** Record set follows **
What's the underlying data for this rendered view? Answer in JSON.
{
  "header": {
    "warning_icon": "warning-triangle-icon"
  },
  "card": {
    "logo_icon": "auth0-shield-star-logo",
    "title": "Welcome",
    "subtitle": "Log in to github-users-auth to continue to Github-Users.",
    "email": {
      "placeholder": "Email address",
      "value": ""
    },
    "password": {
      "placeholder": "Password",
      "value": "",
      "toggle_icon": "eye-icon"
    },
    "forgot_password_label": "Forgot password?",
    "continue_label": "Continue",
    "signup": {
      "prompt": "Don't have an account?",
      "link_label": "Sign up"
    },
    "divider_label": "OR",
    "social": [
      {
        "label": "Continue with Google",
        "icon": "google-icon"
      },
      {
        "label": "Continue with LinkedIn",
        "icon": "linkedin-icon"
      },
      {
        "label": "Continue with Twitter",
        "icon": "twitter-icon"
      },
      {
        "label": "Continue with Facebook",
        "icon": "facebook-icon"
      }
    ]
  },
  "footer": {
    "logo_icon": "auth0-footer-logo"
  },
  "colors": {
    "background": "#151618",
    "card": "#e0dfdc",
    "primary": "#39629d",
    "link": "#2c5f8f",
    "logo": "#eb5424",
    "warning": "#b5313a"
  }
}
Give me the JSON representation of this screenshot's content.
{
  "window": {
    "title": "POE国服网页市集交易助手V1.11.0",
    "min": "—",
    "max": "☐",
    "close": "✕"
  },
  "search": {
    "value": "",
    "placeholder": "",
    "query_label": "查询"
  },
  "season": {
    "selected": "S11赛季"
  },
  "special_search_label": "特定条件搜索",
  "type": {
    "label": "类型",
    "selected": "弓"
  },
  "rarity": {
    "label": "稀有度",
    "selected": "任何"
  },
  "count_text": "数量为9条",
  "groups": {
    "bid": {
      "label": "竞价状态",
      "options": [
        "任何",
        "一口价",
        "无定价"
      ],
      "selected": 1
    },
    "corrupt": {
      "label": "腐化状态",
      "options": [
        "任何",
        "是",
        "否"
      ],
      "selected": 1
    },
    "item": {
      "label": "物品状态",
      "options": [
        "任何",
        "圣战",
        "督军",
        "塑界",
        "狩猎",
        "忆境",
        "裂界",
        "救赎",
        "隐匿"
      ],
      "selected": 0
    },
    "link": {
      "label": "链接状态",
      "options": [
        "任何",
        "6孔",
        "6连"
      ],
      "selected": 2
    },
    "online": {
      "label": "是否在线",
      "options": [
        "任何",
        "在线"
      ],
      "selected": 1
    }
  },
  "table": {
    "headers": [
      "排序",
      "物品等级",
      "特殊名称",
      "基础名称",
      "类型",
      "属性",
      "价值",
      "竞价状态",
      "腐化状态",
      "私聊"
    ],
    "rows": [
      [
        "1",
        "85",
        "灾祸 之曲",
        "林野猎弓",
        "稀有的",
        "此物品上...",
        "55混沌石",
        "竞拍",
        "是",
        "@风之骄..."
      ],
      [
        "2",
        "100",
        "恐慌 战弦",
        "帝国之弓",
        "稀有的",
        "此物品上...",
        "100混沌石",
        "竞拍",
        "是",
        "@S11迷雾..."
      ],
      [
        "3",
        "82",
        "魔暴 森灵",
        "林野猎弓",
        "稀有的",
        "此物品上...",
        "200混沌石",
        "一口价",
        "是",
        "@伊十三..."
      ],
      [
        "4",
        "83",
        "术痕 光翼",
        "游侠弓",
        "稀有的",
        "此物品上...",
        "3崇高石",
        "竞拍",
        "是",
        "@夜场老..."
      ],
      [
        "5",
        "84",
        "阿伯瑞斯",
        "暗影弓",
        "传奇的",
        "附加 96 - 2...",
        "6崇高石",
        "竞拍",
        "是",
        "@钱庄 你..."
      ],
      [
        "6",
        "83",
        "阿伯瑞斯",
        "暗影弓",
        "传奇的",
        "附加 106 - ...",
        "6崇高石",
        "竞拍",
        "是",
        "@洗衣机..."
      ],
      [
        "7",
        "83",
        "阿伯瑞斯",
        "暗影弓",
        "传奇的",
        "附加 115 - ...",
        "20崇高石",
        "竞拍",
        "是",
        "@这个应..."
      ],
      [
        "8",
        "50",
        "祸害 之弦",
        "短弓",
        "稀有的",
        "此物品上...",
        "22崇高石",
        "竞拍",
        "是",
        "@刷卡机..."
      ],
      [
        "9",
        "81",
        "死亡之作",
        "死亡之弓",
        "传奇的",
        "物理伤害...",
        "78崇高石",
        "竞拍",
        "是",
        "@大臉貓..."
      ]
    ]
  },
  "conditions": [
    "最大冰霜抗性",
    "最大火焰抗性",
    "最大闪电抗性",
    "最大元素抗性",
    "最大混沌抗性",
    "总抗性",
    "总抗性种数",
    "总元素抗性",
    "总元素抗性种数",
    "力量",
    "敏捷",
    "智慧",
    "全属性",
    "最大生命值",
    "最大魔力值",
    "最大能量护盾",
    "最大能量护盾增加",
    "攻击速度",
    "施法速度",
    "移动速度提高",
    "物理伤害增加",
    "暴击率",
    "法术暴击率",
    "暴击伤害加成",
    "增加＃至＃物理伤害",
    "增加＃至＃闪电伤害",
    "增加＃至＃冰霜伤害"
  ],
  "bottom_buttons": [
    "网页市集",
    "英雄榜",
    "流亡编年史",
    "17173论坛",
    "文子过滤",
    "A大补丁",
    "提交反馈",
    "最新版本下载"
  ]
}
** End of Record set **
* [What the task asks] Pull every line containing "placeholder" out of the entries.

* [Result for this task]
      "placeholder": "Email address",
      "placeholder": "Password",
    "placeholder": "",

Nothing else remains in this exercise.